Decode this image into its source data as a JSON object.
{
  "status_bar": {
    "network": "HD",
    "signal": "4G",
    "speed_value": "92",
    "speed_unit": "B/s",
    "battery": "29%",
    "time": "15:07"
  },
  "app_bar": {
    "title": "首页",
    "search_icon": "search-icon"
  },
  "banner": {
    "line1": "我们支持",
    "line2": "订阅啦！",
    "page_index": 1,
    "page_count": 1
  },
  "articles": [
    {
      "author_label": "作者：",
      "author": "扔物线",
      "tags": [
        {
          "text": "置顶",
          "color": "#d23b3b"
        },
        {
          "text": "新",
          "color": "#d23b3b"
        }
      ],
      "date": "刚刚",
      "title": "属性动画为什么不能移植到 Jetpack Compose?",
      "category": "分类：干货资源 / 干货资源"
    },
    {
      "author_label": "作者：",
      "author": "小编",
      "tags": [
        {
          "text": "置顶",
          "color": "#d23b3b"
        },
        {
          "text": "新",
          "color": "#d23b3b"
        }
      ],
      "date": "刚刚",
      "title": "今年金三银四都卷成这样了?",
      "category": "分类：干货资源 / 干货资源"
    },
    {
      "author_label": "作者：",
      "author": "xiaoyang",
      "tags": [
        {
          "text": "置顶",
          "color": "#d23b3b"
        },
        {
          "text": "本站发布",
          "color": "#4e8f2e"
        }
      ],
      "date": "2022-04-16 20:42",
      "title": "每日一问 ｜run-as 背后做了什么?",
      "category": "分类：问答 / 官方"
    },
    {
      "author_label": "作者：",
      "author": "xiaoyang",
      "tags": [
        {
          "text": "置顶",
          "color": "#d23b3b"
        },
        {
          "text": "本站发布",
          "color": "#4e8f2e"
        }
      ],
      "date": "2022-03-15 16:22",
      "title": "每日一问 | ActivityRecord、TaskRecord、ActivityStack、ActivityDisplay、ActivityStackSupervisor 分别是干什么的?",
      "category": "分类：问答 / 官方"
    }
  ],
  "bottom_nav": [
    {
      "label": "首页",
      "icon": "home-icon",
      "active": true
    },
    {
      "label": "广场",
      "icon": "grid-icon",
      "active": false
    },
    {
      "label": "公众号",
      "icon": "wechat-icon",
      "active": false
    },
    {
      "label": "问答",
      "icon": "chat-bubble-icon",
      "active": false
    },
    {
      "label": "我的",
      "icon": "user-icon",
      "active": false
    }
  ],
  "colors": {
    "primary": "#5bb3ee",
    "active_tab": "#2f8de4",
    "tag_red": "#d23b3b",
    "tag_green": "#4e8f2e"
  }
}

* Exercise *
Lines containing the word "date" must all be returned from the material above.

* Answer to this problem *
      "date": "刚刚",
      "date": "刚刚",
      "date": "2022-04-16 20:42",
      "date": "2022-03-15 16:22",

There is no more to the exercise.